Tiger, Tiger Burning Bright…

a blog about anxiety

Tiger - digital art
Last Tuesday I turned a corner and came face to face with a wild tiger. You can only imagine the pounding of my heart as a million butterfly cocoons hatched in my stomach, my hands started shaking and my breath came in ragged gasps. OK, it might not have been an actual tiger hiding between the shelves of a restaurant supply warehouse, but that’s exactly how my body responded. If you had been there, YOU might have seen a difficult, four-hour national exam waiting for me to sit down at the computer (and, yes, it was actually in the back of a restaurant supply store). It’s the first time in several years that I have been so anxious, and I thought I’d take the opportunity to share with you a few things that were helpful to me.

  1. Breathe. Taking three deep breaths helped reset my respiratory system for a few minutes, at least. I did this several times during the four hour testing period. It seemed to help my concentration, as well.
  1. Pray. Praying not only gave me access to the only Person who could possibly help me under the circumstances, but it also reminded me that there is a much bigger picture than the one staring me in the face at that moment.
  1. Stretch. My stomach muscles were bunched and painful, not only during the exam period but both before and afterward. Standing and stretching provided some temporary relief and helped me calm down a little bit.
  1. Accept. The biggest change in my Tuesday experience, compared to anxiety reactions I’ve had in the past, came from my tolerance of it. Instead of worrying about how the anxiety would impact my exam results, growing frustrated at my inability to extinguish it or shaming myself for it, I told myself that I would just be anxious for a while and that was OK. A little anxiety is helpful in academic settings, and even if mine was over-the-top, it would eventually subside, and I could let it be.

I sometimes tell clients that the important thing is not to get rid of all your fears (not a very practical goal, either) but not to let them stop you from doing the important things you want to do. Jesus was not without anxiety before He went to the cross, but it didn’t stop Him from completing His mission. In a way, I think I feel better having faced the tiger of anxiety and surviving it intact than I would have if I’d never faced it at all. It’s not courage if you are never afraid, is it?

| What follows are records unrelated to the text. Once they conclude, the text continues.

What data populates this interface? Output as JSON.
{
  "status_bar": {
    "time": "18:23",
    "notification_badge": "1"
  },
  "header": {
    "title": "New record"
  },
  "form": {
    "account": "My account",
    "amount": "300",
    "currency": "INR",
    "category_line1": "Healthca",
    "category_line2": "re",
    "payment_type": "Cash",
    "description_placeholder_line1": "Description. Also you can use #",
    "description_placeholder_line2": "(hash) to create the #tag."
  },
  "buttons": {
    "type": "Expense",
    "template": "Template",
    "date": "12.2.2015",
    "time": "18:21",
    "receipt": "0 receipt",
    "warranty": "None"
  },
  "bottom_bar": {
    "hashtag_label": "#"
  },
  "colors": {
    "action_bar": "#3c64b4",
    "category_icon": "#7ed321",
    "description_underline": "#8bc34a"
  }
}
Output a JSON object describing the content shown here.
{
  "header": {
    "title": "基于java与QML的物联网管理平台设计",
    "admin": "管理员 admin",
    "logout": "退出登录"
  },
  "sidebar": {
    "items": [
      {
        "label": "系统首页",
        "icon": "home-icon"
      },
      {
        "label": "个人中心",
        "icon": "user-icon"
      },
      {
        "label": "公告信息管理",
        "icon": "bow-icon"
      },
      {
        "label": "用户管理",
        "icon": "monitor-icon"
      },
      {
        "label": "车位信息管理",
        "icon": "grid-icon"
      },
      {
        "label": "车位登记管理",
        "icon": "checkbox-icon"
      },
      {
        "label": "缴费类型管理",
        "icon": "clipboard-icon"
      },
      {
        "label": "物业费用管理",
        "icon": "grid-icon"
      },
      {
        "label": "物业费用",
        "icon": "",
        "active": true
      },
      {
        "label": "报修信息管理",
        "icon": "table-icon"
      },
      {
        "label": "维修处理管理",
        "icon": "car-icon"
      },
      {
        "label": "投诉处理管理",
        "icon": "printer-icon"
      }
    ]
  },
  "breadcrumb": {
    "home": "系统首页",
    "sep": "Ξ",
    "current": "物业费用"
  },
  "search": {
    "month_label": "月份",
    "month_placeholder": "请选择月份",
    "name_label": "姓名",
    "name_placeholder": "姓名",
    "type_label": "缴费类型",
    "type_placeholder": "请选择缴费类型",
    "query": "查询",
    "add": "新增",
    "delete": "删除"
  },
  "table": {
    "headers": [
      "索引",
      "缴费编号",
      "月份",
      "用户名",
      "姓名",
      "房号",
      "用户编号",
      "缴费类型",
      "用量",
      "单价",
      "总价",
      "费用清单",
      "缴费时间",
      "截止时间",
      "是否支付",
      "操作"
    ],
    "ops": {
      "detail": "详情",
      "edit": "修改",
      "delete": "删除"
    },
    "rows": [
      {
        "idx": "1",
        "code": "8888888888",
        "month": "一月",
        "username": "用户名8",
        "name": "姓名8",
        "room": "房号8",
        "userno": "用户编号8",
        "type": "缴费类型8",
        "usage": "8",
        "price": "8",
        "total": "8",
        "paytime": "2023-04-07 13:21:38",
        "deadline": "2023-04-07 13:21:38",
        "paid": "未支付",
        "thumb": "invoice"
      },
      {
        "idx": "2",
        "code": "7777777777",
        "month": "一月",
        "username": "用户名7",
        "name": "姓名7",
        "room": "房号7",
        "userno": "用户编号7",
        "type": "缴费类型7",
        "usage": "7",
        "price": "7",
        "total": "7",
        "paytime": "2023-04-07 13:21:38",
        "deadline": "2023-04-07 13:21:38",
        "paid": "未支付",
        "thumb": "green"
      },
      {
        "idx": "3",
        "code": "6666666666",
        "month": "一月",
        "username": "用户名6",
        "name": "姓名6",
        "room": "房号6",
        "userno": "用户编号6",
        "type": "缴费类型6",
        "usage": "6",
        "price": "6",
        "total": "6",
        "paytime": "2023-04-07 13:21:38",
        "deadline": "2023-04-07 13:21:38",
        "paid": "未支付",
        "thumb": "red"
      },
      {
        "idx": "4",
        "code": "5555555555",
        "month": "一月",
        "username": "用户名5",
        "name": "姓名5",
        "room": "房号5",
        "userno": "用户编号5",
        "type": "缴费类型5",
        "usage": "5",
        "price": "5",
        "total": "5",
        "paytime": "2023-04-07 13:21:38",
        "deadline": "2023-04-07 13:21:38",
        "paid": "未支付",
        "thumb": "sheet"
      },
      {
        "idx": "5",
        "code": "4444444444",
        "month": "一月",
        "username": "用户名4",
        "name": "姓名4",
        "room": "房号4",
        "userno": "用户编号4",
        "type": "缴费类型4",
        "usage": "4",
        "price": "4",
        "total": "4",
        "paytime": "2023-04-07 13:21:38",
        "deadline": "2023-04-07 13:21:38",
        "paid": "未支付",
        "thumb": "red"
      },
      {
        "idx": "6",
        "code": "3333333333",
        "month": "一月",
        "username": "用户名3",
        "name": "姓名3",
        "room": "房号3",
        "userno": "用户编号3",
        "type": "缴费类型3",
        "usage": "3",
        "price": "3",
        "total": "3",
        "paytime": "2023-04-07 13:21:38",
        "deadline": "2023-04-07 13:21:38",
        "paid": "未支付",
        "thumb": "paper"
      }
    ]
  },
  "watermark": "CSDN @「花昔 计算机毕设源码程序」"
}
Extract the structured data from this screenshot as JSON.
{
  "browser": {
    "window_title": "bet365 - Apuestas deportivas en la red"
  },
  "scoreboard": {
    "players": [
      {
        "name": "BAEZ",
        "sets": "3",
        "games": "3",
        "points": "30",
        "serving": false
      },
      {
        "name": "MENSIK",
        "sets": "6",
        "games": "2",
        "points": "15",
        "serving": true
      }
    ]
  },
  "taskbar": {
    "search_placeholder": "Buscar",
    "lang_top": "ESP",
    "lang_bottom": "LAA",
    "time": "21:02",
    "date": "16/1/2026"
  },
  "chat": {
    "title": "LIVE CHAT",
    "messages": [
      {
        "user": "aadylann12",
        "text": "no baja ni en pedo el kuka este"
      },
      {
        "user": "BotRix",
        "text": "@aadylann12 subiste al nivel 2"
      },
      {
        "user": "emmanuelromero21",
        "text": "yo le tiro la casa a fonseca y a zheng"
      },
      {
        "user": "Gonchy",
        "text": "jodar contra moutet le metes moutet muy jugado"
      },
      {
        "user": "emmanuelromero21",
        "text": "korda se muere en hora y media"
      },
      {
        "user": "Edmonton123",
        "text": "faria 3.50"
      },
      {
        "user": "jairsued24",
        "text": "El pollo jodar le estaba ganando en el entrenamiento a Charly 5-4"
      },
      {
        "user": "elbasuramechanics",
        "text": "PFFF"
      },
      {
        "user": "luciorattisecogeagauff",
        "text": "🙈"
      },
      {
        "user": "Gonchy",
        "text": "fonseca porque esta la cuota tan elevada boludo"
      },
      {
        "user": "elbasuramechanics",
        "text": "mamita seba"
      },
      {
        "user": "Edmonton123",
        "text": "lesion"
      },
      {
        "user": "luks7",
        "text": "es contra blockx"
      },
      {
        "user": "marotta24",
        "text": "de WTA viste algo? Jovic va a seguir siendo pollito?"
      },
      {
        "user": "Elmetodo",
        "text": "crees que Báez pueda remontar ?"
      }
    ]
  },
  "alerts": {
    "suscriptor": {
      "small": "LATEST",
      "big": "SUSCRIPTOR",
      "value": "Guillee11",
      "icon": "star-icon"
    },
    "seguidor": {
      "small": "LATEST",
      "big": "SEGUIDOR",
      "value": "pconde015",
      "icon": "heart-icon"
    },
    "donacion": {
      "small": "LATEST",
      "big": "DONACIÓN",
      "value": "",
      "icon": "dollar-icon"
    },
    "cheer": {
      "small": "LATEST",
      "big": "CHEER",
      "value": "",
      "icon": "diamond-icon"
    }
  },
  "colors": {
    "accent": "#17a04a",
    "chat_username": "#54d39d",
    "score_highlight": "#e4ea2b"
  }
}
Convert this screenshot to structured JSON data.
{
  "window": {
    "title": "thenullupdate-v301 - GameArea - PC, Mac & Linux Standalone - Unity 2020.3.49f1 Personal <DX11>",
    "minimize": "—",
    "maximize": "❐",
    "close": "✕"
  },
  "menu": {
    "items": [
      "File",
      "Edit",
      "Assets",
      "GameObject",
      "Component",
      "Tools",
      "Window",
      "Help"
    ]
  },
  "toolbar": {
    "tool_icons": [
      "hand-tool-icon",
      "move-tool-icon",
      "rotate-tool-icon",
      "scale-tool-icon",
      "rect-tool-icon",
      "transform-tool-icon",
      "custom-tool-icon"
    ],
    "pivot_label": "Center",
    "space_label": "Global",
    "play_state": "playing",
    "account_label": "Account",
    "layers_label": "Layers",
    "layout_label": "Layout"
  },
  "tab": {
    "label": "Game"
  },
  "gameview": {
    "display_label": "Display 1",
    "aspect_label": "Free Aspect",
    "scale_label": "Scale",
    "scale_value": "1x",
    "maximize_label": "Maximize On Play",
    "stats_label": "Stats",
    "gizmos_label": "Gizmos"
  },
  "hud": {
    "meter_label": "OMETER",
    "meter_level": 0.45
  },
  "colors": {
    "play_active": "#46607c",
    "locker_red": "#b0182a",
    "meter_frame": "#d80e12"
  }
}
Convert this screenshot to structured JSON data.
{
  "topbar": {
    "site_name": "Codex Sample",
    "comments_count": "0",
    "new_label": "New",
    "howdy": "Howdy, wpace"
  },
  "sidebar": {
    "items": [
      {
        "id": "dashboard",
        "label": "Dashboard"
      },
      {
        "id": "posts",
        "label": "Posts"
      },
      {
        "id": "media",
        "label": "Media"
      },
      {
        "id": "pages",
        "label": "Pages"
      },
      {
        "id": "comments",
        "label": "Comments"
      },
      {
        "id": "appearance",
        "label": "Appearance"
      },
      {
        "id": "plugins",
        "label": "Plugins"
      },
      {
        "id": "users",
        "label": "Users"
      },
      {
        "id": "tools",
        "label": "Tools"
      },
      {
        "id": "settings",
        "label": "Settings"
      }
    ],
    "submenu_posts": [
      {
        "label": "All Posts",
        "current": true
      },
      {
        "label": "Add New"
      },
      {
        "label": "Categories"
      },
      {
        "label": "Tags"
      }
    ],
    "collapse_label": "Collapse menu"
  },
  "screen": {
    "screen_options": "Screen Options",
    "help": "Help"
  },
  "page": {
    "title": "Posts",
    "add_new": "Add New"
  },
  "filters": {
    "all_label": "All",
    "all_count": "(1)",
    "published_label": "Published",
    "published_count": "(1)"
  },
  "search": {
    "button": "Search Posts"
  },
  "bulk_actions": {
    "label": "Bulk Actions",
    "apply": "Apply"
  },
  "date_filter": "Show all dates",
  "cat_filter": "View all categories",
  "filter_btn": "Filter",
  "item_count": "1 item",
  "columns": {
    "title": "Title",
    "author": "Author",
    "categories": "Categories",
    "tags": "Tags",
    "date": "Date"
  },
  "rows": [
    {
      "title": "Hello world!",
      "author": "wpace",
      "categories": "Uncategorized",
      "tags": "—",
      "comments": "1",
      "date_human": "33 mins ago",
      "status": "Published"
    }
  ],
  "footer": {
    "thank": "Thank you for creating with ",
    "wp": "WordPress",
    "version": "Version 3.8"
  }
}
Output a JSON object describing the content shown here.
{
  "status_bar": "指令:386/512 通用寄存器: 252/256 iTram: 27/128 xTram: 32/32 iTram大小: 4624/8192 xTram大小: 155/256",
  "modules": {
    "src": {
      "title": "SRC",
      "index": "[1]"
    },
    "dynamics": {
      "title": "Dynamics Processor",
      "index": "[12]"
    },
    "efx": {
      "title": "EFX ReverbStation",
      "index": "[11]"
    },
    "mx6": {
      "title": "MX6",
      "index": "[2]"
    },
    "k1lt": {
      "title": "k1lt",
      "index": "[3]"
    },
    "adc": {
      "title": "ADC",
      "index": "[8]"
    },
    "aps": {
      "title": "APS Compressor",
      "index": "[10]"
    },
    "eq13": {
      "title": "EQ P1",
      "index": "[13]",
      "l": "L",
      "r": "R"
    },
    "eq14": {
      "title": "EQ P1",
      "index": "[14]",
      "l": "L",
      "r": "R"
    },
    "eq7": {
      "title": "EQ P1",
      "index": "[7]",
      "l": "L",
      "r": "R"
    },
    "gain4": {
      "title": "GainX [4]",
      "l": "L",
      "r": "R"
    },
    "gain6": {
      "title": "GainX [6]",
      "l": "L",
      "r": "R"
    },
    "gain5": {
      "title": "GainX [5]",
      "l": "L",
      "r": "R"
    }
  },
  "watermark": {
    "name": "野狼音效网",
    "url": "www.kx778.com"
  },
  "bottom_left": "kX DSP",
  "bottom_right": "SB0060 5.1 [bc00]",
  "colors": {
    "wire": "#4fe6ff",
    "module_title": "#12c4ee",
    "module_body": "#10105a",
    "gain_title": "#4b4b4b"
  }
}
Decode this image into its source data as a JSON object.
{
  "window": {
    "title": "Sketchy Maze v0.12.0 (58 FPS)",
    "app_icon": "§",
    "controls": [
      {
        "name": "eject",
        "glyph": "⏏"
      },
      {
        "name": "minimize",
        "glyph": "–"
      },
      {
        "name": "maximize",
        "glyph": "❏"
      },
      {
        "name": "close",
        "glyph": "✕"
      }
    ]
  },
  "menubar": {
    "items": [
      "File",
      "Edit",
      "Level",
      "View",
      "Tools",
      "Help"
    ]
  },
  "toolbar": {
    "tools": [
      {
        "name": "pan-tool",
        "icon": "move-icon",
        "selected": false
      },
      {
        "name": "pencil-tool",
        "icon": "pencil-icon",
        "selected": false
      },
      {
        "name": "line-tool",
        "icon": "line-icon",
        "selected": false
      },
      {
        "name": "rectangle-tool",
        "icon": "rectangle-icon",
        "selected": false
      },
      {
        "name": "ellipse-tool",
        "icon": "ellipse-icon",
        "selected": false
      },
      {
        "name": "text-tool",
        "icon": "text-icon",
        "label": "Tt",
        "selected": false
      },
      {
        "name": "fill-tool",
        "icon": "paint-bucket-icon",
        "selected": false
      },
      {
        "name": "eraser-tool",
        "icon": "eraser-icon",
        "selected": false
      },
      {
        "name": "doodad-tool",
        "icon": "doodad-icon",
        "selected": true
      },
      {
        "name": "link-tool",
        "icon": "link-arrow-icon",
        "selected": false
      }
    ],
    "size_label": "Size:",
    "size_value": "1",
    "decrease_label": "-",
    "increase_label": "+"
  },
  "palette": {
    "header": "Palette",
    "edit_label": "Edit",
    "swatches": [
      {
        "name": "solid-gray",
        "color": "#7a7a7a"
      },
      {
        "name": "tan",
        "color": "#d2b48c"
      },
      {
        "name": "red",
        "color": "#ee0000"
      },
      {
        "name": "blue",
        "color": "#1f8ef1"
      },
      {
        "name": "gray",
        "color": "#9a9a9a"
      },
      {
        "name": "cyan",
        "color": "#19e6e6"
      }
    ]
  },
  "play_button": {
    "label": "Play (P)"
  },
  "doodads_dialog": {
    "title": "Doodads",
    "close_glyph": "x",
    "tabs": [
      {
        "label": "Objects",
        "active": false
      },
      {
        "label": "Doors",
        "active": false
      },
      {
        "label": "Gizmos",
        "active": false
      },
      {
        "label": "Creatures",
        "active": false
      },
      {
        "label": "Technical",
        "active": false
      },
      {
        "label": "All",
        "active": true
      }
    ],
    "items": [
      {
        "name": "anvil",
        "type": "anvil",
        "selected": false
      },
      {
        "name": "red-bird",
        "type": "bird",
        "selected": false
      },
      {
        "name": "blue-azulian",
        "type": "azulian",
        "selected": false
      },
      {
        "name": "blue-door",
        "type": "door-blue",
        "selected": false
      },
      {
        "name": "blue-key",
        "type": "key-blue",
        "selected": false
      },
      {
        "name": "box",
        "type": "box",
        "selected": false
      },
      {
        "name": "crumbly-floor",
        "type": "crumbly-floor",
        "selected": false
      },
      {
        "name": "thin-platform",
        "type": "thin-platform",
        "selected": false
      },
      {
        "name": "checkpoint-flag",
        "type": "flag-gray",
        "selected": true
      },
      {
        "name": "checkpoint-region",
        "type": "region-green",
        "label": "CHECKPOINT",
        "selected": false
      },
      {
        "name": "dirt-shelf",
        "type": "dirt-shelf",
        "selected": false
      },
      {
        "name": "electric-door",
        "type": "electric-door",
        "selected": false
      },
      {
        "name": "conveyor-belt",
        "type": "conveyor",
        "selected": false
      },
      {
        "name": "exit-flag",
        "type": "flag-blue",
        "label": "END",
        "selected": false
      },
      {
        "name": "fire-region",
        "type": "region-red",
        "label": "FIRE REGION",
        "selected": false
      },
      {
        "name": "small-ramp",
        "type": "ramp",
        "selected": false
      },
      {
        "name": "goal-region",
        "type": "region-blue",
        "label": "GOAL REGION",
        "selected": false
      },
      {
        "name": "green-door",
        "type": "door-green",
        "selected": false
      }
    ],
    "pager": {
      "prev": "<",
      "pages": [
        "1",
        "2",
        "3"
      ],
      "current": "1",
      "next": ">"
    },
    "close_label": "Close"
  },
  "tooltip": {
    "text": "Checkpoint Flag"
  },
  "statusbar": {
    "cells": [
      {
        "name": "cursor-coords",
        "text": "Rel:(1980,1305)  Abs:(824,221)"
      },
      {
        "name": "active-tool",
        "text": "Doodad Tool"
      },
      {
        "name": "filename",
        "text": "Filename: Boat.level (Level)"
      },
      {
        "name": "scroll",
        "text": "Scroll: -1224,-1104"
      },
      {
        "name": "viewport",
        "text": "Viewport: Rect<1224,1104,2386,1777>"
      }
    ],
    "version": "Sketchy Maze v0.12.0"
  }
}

Related Resources:

Anxiety Handout

How God Can Use Anxiety for Good – Christianity Today

A Prayer about Anxiety – Scotty Smith